Dirt has no soul. It does not hunger. It is without memory. Its meaning is no more than we assign.
Urban Fellow Peter Bluestone, a researcher at Georgia State University’s Andrew Young School of Policy Studies, has brought forth an exhaustive study that should probably be the last of its kind funded with public money.
“Claims have been made,” he notes, “regarding the potential geographic imbalance between the revenues generated in an area and the public expenditures received.” His research, therefore, is an “attempt to document these flows.”
To what purpose?
That is clear. To establish conclusively and finally that metro Atlanta is entitled to more state money. This is, after all, the dirt that accounts for 61 percent of state revenues, while it receives 47 percent.
Those 28 counties — metro Atlanta as defined by the U.S. Census Bureau — hold 54 percent of Georgia’s population. The counties run from Bartow and Pickens on the north, out to Newton and Walton on the east, to Spalding and Meriwether on the south, to Carroll and Haralson on the west.
Bluestone’s research is superb and the data rich. It establishes conclusively, for example, that voters are being hoodwinked by those who push local-option sales taxes with the premise that up to 40 percent to 45 percent of the burden will be borne by visitors. Bluestone’s finding is that in metro Atlanta “out-of-state and out-of-region visitor spending did not significantly affect sales tax collections in fiscal year 2004,” the data-year studied.
The research will undoubtedly be employed by the special pleaders to make the case that metro Atlanta does not get its “fair share” of the state’s bounty. It is, instead, research that should put to rest forevermore the notion that the governor and the Georgia General Assembly should fragment the state into regions, each with proportional entitlements and claims on the state treasury.
This is the research effort that should make it clear to Gov. Sonny Perdue, to legislators and to future leaders of Georgia that their obligation is to reunite Georgia into one and to develop public policies that serve people as they choose to live and where they choose to live. One pending issue is transportation.
Without question, Georgia needs to have a statewide plan without provisions contained in Senate Resolution 44 that would allow regional options for a 1-cent sales tax. It should be one plan for one state, connected top to bottom, with one statewide sales tax, as proposed in House Resolution 206.
The research, for whatever political purposes it might be used, does raise the question of whether the state’s obligation is to serve dirt or people. Yes, metro Atlanta disproportionately pays. But metro Atlanta disproportionately earns. It’s not the dirt that pays or earns.
The 54 percent of Georgians who live in metro Atlanta account for 66 percent of the $6.2 billion in personal income tax paid. We didn’t pay more because of geography, nor did a high-income earner in Valdosta or Toccoa pay less. They simply chose to live in different places.

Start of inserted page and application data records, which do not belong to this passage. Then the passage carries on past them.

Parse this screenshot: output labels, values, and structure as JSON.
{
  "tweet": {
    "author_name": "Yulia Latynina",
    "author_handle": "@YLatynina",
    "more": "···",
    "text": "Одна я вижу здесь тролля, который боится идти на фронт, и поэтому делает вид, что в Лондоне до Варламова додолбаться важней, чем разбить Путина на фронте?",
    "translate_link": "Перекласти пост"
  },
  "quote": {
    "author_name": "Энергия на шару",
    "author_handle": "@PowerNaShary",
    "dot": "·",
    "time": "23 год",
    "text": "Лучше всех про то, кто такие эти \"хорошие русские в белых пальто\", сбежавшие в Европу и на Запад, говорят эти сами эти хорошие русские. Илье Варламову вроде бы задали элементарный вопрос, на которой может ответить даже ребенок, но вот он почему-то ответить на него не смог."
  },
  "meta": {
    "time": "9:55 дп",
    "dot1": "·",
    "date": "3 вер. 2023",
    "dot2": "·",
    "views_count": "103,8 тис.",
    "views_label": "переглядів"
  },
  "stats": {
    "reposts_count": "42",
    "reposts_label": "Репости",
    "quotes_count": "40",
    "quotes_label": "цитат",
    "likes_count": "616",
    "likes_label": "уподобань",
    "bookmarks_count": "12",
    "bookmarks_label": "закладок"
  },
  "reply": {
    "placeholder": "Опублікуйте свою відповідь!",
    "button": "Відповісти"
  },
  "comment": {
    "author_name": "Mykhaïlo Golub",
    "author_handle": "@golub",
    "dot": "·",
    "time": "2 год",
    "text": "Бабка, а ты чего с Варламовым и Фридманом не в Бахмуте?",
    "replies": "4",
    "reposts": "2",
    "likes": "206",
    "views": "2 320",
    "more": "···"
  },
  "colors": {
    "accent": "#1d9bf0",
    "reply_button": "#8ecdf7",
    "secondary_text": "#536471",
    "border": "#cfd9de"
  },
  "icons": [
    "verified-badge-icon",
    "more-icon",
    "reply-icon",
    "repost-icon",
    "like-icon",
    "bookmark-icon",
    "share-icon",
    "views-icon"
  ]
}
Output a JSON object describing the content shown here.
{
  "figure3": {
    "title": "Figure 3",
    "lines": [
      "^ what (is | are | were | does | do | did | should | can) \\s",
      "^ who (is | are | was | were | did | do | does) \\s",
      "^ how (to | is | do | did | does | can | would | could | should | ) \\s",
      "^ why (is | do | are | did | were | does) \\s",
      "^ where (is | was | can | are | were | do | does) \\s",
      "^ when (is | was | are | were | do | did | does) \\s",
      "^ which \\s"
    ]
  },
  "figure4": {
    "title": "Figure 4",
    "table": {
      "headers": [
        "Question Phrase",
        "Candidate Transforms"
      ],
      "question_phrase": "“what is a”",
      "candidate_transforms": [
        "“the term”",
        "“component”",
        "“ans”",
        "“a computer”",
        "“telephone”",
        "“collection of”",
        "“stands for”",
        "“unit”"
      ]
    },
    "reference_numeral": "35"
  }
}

House Majority Leader Jerry Keen (R-St. Simons Island) thinks that any attempt to set public policy based on a link between revenues generated and expenditures received “doesn’t work based on any size” county or groupings of counties. “Even within a single county, one portion of the population pays more than another,” he said. “I hear these arguments all the time. Show me one place where the exact amount you pay is the amount that you get back.”
As for the proposed constitutional amendment that would allow regional local-option sales taxes, Keen said, “The only one in the state that would benefit from a regional tax is metro Atlanta. I venture to say that no other county would ever do it.”
The fact that metro Atlanta generates a greater share of the state’s revenues does not mean that the state has any greater obligation to Atlanta-area government and institutions. The small hospital in the Southwest Georgia town of Arlington, Calhoun Memorial, has lost money for the past five years. Its moral claim to state funds, if available, is no less than those of Grady Memorial Hospital in Atlanta, because its people are poorer or because their earth lies below less economic activity.
The same is true of education funding. While schools in metro Atlanta have access to greater local property tax revenues, the state’s obligation is not to the governments that run them, but to the children. Each child, regardless of where he lives, should have a fixed sum, a voucher, that legislators determine is sufficient to buy a decent education. If the county can’t or won’t provide it, the child’s parents should have it to buy elsewhere.
It’s not dirt. It’s people.
Responsible policy-making doesn’t mean the state is obligated to equalize lifestyle and opportunities, regardless of the choices individuals make. Making it “just good enough” so that people in poverty won’t move from where they can’t find jobs to where they can is honoring dirt while disserving people.
The legislator’s job is to weigh what’s best for the entire state and to legislate accordingly.
Neither the residents of Arlington nor those in metro Atlanta are entitled by virtue of the dirt they occupy.
Dirt does not breathe. It does not carry virtue for the prosperity nor responsibility for the poverty that occurs above it. It does not bear shame for the injustices perpetuated there, nor does it memorialize poverty because it was once covered by pockets of it.